Description of the task -> Search the listing for the string "UNIVERSITY". Copy every line that has it.

Segment Start: Exercise materials

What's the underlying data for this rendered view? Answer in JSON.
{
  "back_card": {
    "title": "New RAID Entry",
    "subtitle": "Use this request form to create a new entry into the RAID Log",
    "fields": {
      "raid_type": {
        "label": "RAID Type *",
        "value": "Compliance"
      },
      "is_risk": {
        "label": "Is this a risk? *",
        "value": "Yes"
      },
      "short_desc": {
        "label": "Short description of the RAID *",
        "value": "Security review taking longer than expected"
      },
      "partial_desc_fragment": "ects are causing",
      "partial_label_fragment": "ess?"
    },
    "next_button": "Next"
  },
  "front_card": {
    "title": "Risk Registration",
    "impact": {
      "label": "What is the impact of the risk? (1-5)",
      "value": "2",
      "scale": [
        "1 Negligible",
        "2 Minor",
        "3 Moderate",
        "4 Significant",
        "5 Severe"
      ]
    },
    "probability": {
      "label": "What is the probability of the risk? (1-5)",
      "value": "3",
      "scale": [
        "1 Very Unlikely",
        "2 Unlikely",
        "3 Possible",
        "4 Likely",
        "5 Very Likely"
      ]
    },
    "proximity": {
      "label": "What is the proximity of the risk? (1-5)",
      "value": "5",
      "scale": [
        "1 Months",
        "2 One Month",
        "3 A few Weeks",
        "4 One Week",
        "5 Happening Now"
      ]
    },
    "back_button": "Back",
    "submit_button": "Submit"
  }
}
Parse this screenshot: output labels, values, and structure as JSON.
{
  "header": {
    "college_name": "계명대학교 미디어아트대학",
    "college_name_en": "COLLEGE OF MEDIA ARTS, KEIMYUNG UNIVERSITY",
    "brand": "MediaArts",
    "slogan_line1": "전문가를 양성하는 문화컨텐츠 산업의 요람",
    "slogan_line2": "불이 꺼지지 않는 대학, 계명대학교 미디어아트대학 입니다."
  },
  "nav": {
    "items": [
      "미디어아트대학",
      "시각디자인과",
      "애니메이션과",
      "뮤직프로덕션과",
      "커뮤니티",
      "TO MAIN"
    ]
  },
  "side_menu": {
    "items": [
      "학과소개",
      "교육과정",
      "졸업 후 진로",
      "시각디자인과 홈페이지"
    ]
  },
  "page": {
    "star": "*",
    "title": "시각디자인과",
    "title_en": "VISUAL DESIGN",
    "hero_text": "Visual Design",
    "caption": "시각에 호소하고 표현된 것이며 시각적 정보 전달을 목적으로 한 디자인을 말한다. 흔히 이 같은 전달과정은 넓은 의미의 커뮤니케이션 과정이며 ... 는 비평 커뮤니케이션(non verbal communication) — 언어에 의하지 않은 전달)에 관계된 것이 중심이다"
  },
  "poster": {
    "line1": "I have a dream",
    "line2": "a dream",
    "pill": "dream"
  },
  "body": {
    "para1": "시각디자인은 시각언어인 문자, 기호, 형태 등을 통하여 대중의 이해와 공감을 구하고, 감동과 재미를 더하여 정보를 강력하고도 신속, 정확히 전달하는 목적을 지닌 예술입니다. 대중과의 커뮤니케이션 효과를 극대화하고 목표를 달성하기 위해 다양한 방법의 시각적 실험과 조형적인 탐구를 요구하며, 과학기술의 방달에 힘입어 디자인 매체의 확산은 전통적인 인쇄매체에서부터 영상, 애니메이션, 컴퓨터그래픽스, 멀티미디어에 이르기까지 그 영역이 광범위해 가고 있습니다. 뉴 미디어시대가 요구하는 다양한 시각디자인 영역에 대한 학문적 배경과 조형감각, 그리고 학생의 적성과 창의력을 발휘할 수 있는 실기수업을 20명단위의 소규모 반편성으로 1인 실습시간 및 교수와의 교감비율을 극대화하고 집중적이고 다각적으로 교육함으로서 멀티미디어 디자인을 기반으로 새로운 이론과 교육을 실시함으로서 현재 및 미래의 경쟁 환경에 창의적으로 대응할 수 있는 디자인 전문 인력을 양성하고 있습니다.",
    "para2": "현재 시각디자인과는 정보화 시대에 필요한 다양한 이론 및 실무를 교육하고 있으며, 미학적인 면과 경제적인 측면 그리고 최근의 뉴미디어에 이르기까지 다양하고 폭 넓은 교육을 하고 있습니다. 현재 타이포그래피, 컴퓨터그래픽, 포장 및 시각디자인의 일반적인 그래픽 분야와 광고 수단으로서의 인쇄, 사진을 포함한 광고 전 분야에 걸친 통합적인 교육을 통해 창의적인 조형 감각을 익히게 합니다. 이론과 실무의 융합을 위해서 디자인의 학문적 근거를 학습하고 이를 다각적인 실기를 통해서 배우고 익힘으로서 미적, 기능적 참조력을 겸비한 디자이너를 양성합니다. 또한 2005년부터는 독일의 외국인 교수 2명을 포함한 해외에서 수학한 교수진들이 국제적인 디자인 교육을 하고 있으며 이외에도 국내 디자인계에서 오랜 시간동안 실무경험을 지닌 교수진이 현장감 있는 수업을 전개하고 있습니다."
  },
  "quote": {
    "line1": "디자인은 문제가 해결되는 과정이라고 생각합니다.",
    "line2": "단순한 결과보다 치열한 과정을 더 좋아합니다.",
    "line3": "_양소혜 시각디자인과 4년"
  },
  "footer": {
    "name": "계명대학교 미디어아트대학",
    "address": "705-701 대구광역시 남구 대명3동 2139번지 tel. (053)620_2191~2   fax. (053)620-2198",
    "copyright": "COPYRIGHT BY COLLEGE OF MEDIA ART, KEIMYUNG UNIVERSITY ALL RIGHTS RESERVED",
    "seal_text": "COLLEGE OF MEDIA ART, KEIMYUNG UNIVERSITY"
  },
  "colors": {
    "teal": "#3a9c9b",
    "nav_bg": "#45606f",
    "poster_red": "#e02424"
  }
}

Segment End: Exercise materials

Worked solution ->
    "college_name_en": "COLLEGE OF MEDIA ARTS, KEIMYUNG UNIVERSITY",
    "copyright": "COPYRIGHT BY COLLEGE OF MEDIA ART, KEIMYUNG UNIVERSITY ALL RIGHTS RESERVED",
    "seal_text": "COLLEGE OF MEDIA ART, KEIMYUNG UNIVERSITY"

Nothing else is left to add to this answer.